Located 5 km to the southwest of Kathmandu, is a small town on a hill named Kirtipur. Initially there were twelve gates to the town. Most parts of the old city are still intact. The people in the surrounding locality are subsist on cottage industries and farming; the Kirtipur Cottage Industry Centre produces and preserves such local handicrafts with the help of local resident weavers. One can get spectacular views of Kathmandu and the mountains from here. Kirtipur is situated on two hills and also the saddle between these two hills. In 1768 when King Prithvi Narayan Shah attacked the valley, Kirtipur with its strategic location, put with fierce resistance to the siege before it could be taken. In his anger due to the resistance, the king ordered that the lips and nose of the male residents be cut off; only those who could play woodwind instruments were spared. This news spread like wildfire throughout the valley and helped to weaken the remaining resistance.
One of the most reputed universities of Nepal, Tribhuvan University, is loavted in Kirtipur. It also houses Nepal's best library with a large selection of books for those who choose to do research and studies.
Temples in Kirtipur
Situated at the base of the two hills is the Bhairab temple dedicated to Lord Bhairab who is deity found in the form of a tiger. This temple is revered by both Hindus and Buddhists alike. Other deities like Vishnu can be found riding a Garud; idols of Ganesh and Kumar can also be seen here. The temple is also decorated with other paraphernalia like swords and shields that belonged to the troops of Kirtipur who were defeated by King Prithvi Narayan Shah. One can witness animal sacrifices on Tuesday and Saturday mornings; such sacrifices are made to appease the deities.
One can make their way up the stone steps by the saddle to reach the Uma Maheshwar Temple which is a triple-roofed structure. The staircase welcomes you a stone elephant on either side. The temples main deities are Shiva and Parbati. Originally built in 1673 and having four roofs, the temple had to be rebuilt after the devastating earthquake of 1934. Also found here on the top of the southern hill is the Chilanchu Vihara with a central stupa and four other stupas surrounding it.
One can get splendid views from the temple area.
Kirtipur - Accessibility

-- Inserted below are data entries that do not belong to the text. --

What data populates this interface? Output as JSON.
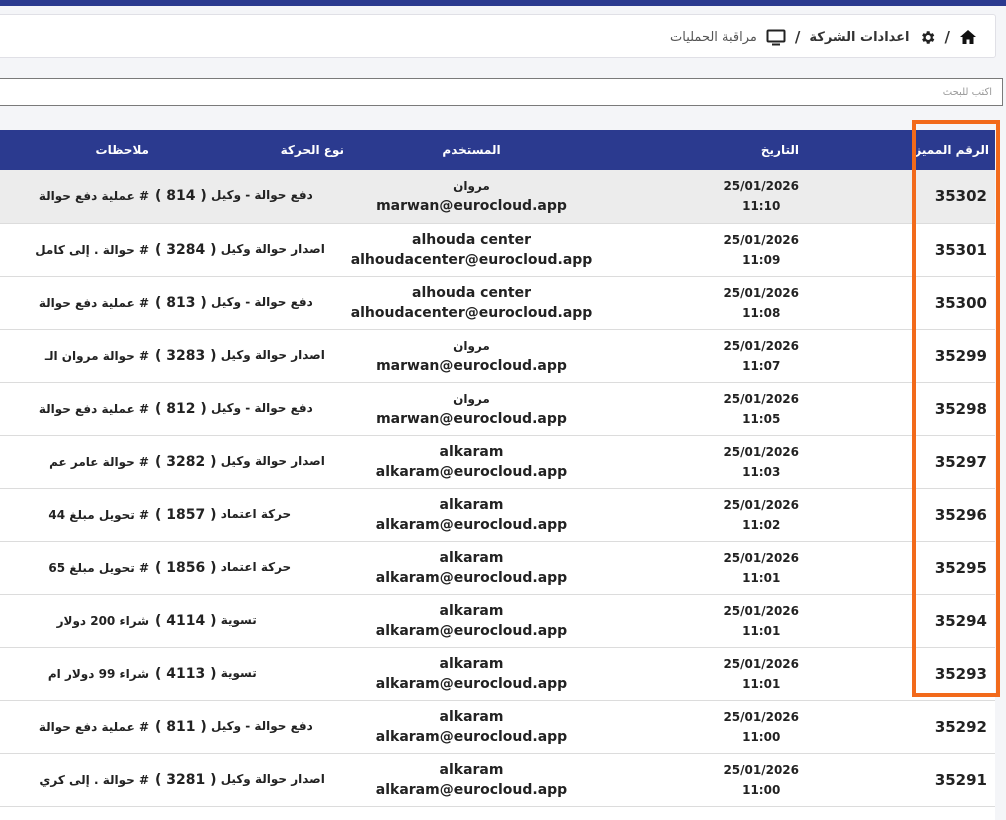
{
  "breadcrumb": {
    "home_icon": "home-icon",
    "settings_icon": "gear-icon",
    "settings_label": "اعدادات الشركة",
    "separator": "/",
    "monitor_icon": "monitor-icon",
    "page_label": "مراقبة الحمليات"
  },
  "search": {
    "placeholder": "اكتب للبحث",
    "value": ""
  },
  "table": {
    "headers": {
      "id": "الرقم المميز",
      "date": "التاريخ",
      "user": "المستخدم",
      "type": "نوع الحركة",
      "notes": "ملاحظات"
    },
    "rows": [
      {
        "id": "35302",
        "date": "25/01/2026",
        "time": "11:10",
        "user_name": "مروان",
        "user_email": "marwan@eurocloud.app",
        "type_text": "دفع حوالة - وكيل",
        "type_num": "( 814 )",
        "notes": "# عملية دفع حوالة"
      },
      {
        "id": "35301",
        "date": "25/01/2026",
        "time": "11:09",
        "user_name": "alhouda center",
        "user_email": "alhoudacenter@eurocloud.app",
        "type_text": "اصدار حوالة وكيل",
        "type_num": "( 3284 )",
        "notes": "# حوالة . إلى كامل"
      },
      {
        "id": "35300",
        "date": "25/01/2026",
        "time": "11:08",
        "user_name": "alhouda center",
        "user_email": "alhoudacenter@eurocloud.app",
        "type_text": "دفع حوالة - وكيل",
        "type_num": "( 813 )",
        "notes": "# عملية دفع حوالة"
      },
      {
        "id": "35299",
        "date": "25/01/2026",
        "time": "11:07",
        "user_name": "مروان",
        "user_email": "marwan@eurocloud.app",
        "type_text": "اصدار حوالة وكيل",
        "type_num": "( 3283 )",
        "notes": "# حوالة مروان الـ"
      },
      {
        "id": "35298",
        "date": "25/01/2026",
        "time": "11:05",
        "user_name": "مروان",
        "user_email": "marwan@eurocloud.app",
        "type_text": "دفع حوالة - وكيل",
        "type_num": "( 812 )",
        "notes": "# عملية دفع حوالة"
      },
      {
        "id": "35297",
        "date": "25/01/2026",
        "time": "11:03",
        "user_name": "alkaram",
        "user_email": "alkaram@eurocloud.app",
        "type_text": "اصدار حوالة وكيل",
        "type_num": "( 3282 )",
        "notes": "# حوالة عامر عم"
      },
      {
        "id": "35296",
        "date": "25/01/2026",
        "time": "11:02",
        "user_name": "alkaram",
        "user_email": "alkaram@eurocloud.app",
        "type_text": "حركة اعتماد",
        "type_num": "( 1857 )",
        "notes": "# تحويل مبلغ 44"
      },
      {
        "id": "35295",
        "date": "25/01/2026",
        "time": "11:01",
        "user_name": "alkaram",
        "user_email": "alkaram@eurocloud.app",
        "type_text": "حركة اعتماد",
        "type_num": "( 1856 )",
        "notes": "# تحويل مبلغ 65"
      },
      {
        "id": "35294",
        "date": "25/01/2026",
        "time": "11:01",
        "user_name": "alkaram",
        "user_email": "alkaram@eurocloud.app",
        "type_text": "تسوية",
        "type_num": "( 4114 )",
        "notes": "شراء 200 دولار"
      },
      {
        "id": "35293",
        "date": "25/01/2026",
        "time": "11:01",
        "user_name": "alkaram",
        "user_email": "alkaram@eurocloud.app",
        "type_text": "تسوية",
        "type_num": "( 4113 )",
        "notes": "شراء 99 دولار ام"
      },
      {
        "id": "35292",
        "date": "25/01/2026",
        "time": "11:00",
        "user_name": "alkaram",
        "user_email": "alkaram@eurocloud.app",
        "type_text": "دفع حوالة - وكيل",
        "type_num": "( 811 )",
        "notes": "# عملية دفع حوالة"
      },
      {
        "id": "35291",
        "date": "25/01/2026",
        "time": "11:00",
        "user_name": "alkaram",
        "user_email": "alkaram@eurocloud.app",
        "type_text": "اصدار حوالة وكيل",
        "type_num": "( 3281 )",
        "notes": "# حوالة . إلى كري"
      }
    ]
  },
  "colors": {
    "header_bg": "#2b3a8f",
    "highlight_border": "#f26a1b",
    "row_highlight": "#ececec"
  }
}
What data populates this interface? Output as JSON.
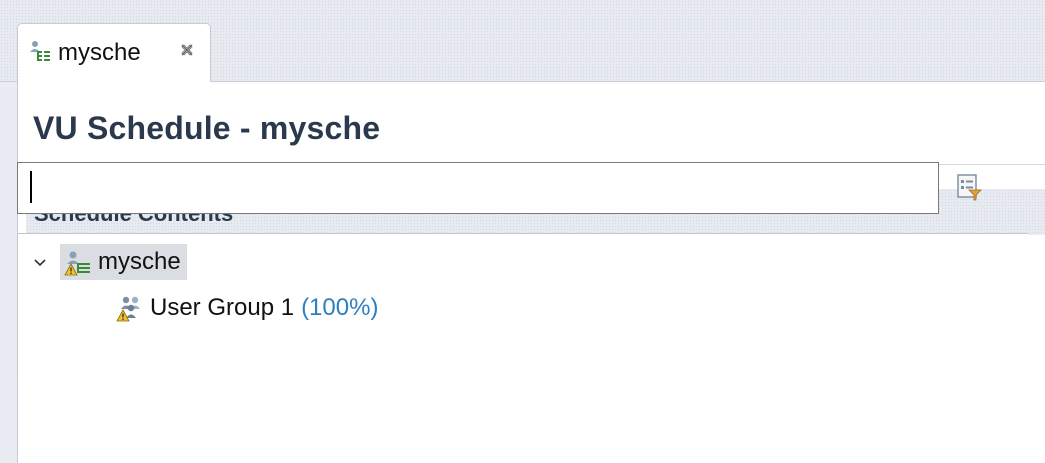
{
  "tab": {
    "label": "mysche",
    "icon": "schedule-icon",
    "close_icon": "close-icon"
  },
  "editor": {
    "title": "VU Schedule - mysche"
  },
  "section": {
    "title": "Schedule Contents",
    "filter_value": "",
    "filter_button_icon": "filter-settings-icon"
  },
  "tree": {
    "root": {
      "label": "mysche",
      "icon": "schedule-warning-icon",
      "expanded": true
    },
    "children": [
      {
        "label": "User Group 1",
        "percent": "(100%)",
        "icon": "user-group-warning-icon"
      }
    ]
  },
  "colors": {
    "title": "#2a3a4c",
    "percent": "#2e7fc0",
    "selection": "#dadde2"
  }
}
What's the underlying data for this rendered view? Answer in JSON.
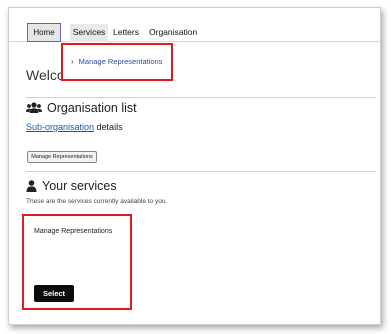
{
  "nav": {
    "items": [
      {
        "label": "Home"
      },
      {
        "label": "Services"
      },
      {
        "label": "Letters"
      },
      {
        "label": "Organisation"
      }
    ]
  },
  "dropdown": {
    "items": [
      {
        "label": "Manage Representations"
      }
    ]
  },
  "main": {
    "welcome_text": "Welco"
  },
  "organisation_section": {
    "title": "Organisation list",
    "link_text": "Sub-organisation",
    "after_link_text": " details",
    "button_label": "Manage Representations"
  },
  "services_section": {
    "title": "Your services",
    "description": "These are the services currently available to you.",
    "card": {
      "title": "Manage Representations",
      "button_label": "Select"
    }
  },
  "colors": {
    "highlight_border": "#e01a22",
    "home_border": "#6f59c9",
    "link": "#1c55b8",
    "select_button_bg": "#0c0c0c"
  }
}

One can either choose to take a bus or a taxi to Kirtipur ( or even a private rental ) and reach Kirtipur in approximately 45 minutes. However, to really explore the place biking would be an advisable option for those who seek more adventure and accessibility. One can return via Chobar village and then to the Chobar Gorge finally making your way to Patan. Sites like the Thai Temple, Chobar Gorge, Adinath Lokeshwar Temple and Jal Binayak Temple would be an added bonus.